▶ [Problem]
Output a character-exact copy of the data, images removed.

▶ [Page and application data records]
☆ ☆ ☆ ☆ ☆ ☆ ☆
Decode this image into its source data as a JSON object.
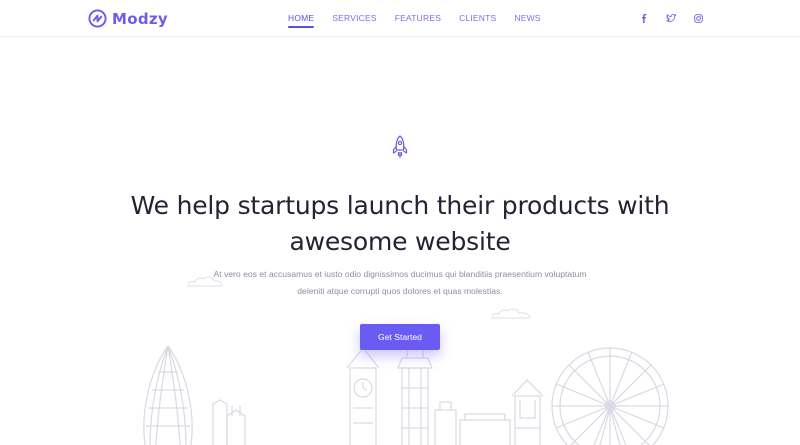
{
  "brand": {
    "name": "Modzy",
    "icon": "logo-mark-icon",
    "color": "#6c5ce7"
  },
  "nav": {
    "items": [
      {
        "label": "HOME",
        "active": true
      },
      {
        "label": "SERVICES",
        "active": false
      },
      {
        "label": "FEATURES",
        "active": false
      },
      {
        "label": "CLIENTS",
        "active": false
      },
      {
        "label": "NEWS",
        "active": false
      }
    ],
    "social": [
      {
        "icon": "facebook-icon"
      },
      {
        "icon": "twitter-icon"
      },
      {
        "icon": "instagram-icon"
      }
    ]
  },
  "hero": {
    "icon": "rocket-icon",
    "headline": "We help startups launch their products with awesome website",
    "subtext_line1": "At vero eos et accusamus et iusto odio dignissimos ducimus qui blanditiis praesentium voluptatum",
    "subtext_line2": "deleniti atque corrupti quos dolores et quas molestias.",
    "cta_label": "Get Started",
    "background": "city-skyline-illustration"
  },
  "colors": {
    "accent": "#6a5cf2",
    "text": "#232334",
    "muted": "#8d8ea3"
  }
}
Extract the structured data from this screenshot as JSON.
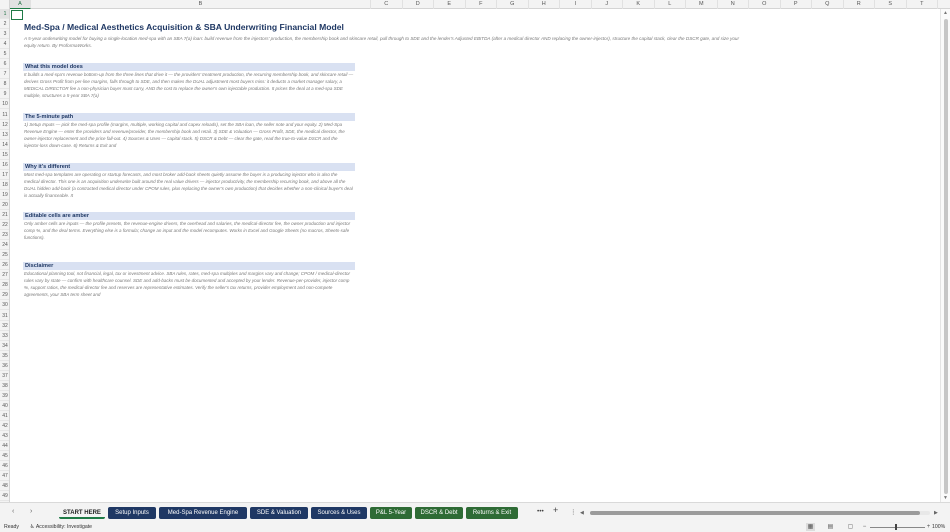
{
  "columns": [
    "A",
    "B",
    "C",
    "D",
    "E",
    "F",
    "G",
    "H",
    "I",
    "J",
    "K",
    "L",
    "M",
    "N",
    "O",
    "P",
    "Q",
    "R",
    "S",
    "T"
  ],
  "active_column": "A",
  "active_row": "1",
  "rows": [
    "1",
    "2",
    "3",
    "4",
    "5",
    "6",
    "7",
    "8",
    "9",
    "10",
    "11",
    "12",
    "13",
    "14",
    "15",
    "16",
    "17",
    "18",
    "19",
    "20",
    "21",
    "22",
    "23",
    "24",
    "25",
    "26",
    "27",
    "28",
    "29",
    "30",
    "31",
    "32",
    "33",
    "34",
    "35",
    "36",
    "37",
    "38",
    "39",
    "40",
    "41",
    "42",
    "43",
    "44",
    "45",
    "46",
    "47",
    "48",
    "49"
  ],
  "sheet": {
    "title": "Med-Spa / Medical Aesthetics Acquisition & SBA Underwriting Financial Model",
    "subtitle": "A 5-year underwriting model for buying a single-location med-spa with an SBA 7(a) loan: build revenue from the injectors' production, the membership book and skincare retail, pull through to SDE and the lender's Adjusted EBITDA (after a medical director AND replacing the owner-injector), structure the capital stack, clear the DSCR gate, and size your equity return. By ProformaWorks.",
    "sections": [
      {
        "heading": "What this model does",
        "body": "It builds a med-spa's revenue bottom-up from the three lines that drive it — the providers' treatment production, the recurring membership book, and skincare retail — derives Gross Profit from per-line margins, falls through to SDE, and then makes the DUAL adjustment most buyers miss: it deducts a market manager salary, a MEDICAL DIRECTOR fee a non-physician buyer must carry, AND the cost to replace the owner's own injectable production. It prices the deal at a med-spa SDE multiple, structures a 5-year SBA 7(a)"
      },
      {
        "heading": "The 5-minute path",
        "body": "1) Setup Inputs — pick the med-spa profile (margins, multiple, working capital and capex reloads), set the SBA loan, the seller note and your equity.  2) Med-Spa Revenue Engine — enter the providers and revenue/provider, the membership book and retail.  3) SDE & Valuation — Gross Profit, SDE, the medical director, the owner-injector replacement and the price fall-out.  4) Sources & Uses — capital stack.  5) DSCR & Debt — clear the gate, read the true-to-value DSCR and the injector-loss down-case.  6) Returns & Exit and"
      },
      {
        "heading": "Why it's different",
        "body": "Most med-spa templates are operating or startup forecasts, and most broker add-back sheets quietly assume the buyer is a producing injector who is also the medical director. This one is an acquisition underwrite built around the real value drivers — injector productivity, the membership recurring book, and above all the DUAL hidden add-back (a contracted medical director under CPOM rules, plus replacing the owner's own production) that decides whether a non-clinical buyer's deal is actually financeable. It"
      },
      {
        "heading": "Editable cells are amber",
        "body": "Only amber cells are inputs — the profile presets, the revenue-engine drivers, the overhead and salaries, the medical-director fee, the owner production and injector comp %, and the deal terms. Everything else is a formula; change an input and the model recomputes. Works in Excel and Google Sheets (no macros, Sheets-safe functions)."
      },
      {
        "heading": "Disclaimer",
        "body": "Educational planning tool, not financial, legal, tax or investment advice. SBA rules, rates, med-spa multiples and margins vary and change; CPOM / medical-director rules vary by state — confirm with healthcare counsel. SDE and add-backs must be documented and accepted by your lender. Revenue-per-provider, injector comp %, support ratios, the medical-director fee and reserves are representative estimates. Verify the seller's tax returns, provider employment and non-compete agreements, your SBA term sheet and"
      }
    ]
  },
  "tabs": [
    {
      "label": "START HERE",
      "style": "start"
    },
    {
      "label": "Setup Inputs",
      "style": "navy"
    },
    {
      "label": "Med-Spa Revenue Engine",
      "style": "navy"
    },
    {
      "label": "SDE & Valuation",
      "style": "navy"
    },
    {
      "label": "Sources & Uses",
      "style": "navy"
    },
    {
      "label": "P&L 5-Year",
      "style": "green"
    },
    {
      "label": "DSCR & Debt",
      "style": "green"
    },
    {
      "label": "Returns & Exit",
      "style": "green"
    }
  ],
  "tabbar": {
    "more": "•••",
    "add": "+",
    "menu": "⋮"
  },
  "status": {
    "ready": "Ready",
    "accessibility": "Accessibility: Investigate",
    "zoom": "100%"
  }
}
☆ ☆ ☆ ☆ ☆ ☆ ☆
▶ [Response area]
Decode this image into its source data as a JSON object.
{
  "brand": {
    "name": "Modzy",
    "icon": "logo-mark-icon",
    "color": "#6c5ce7"
  },
  "nav": {
    "items": [
      {
        "label": "HOME",
        "active": true
      },
      {
        "label": "SERVICES",
        "active": false
      },
      {
        "label": "FEATURES",
        "active": false
      },
      {
        "label": "CLIENTS",
        "active": false
      },
      {
        "label": "NEWS",
        "active": false
      }
    ],
    "social": [
      {
        "icon": "facebook-icon"
      },
      {
        "icon": "twitter-icon"
      },
      {
        "icon": "instagram-icon"
      }
    ]
  },
  "hero": {
    "icon": "rocket-icon",
    "headline": "We help startups launch their products with awesome website",
    "subtext_line1": "At vero eos et accusamus et iusto odio dignissimos ducimus qui blanditiis praesentium voluptatum",
    "subtext_line2": "deleniti atque corrupti quos dolores et quas molestias.",
    "cta_label": "Get Started",
    "background": "city-skyline-illustration"
  },
  "colors": {
    "accent": "#6a5cf2",
    "text": "#232334",
    "muted": "#8d8ea3"
  }
}
Extract the structured data from this screenshot as JSON.
{
  "columns": [
    "A",
    "B",
    "C",
    "D",
    "E",
    "F",
    "G",
    "H",
    "I",
    "J",
    "K",
    "L",
    "M",
    "N",
    "O",
    "P",
    "Q",
    "R",
    "S",
    "T"
  ],
  "active_column": "A",
  "active_row": "1",
  "rows": [
    "1",
    "2",
    "3",
    "4",
    "5",
    "6",
    "7",
    "8",
    "9",
    "10",
    "11",
    "12",
    "13",
    "14",
    "15",
    "16",
    "17",
    "18",
    "19",
    "20",
    "21",
    "22",
    "23",
    "24",
    "25",
    "26",
    "27",
    "28",
    "29",
    "30",
    "31",
    "32",
    "33",
    "34",
    "35",
    "36",
    "37",
    "38",
    "39",
    "40",
    "41",
    "42",
    "43",
    "44",
    "45",
    "46",
    "47",
    "48",
    "49"
  ],
  "sheet": {
    "title": "Med-Spa / Medical Aesthetics Acquisition & SBA Underwriting Financial Model",
    "subtitle": "A 5-year underwriting model for buying a single-location med-spa with an SBA 7(a) loan: build revenue from the injectors' production, the membership book and skincare retail, pull through to SDE and the lender's Adjusted EBITDA (after a medical director AND replacing the owner-injector), structure the capital stack, clear the DSCR gate, and size your equity return. By ProformaWorks.",
    "sections": [
      {
        "heading": "What this model does",
        "body": "It builds a med-spa's revenue bottom-up from the three lines that drive it — the providers' treatment production, the recurring membership book, and skincare retail — derives Gross Profit from per-line margins, falls through to SDE, and then makes the DUAL adjustment most buyers miss: it deducts a market manager salary, a MEDICAL DIRECTOR fee a non-physician buyer must carry, AND the cost to replace the owner's own injectable production. It prices the deal at a med-spa SDE multiple, structures a 5-year SBA 7(a)"
      },
      {
        "heading": "The 5-minute path",
        "body": "1) Setup Inputs — pick the med-spa profile (margins, multiple, working capital and capex reloads), set the SBA loan, the seller note and your equity.  2) Med-Spa Revenue Engine — enter the providers and revenue/provider, the membership book and retail.  3) SDE & Valuation — Gross Profit, SDE, the medical director, the owner-injector replacement and the price fall-out.  4) Sources & Uses — capital stack.  5) DSCR & Debt — clear the gate, read the true-to-value DSCR and the injector-loss down-case.  6) Returns & Exit and"
      },
      {
        "heading": "Why it's different",
        "body": "Most med-spa templates are operating or startup forecasts, and most broker add-back sheets quietly assume the buyer is a producing injector who is also the medical director. This one is an acquisition underwrite built around the real value drivers — injector productivity, the membership recurring book, and above all the DUAL hidden add-back (a contracted medical director under CPOM rules, plus replacing the owner's own production) that decides whether a non-clinical buyer's deal is actually financeable. It"
      },
      {
        "heading": "Editable cells are amber",
        "body": "Only amber cells are inputs — the profile presets, the revenue-engine drivers, the overhead and salaries, the medical-director fee, the owner production and injector comp %, and the deal terms. Everything else is a formula; change an input and the model recomputes. Works in Excel and Google Sheets (no macros, Sheets-safe functions)."
      },
      {
        "heading": "Disclaimer",
        "body": "Educational planning tool, not financial, legal, tax or investment advice. SBA rules, rates, med-spa multiples and margins vary and change; CPOM / medical-director rules vary by state — confirm with healthcare counsel. SDE and add-backs must be documented and accepted by your lender. Revenue-per-provider, injector comp %, support ratios, the medical-director fee and reserves are representative estimates. Verify the seller's tax returns, provider employment and non-compete agreements, your SBA term sheet and"
      }
    ]
  },
  "tabs": [
    {
      "label": "START HERE",
      "style": "start"
    },
    {
      "label": "Setup Inputs",
      "style": "navy"
    },
    {
      "label": "Med-Spa Revenue Engine",
      "style": "navy"
    },
    {
      "label": "SDE & Valuation",
      "style": "navy"
    },
    {
      "label": "Sources & Uses",
      "style": "navy"
    },
    {
      "label": "P&L 5-Year",
      "style": "green"
    },
    {
      "label": "DSCR & Debt",
      "style": "green"
    },
    {
      "label": "Returns & Exit",
      "style": "green"
    }
  ],
  "tabbar": {
    "more": "•••",
    "add": "+",
    "menu": "⋮"
  },
  "status": {
    "ready": "Ready",
    "accessibility": "Accessibility: Investigate",
    "zoom": "100%"
  }
}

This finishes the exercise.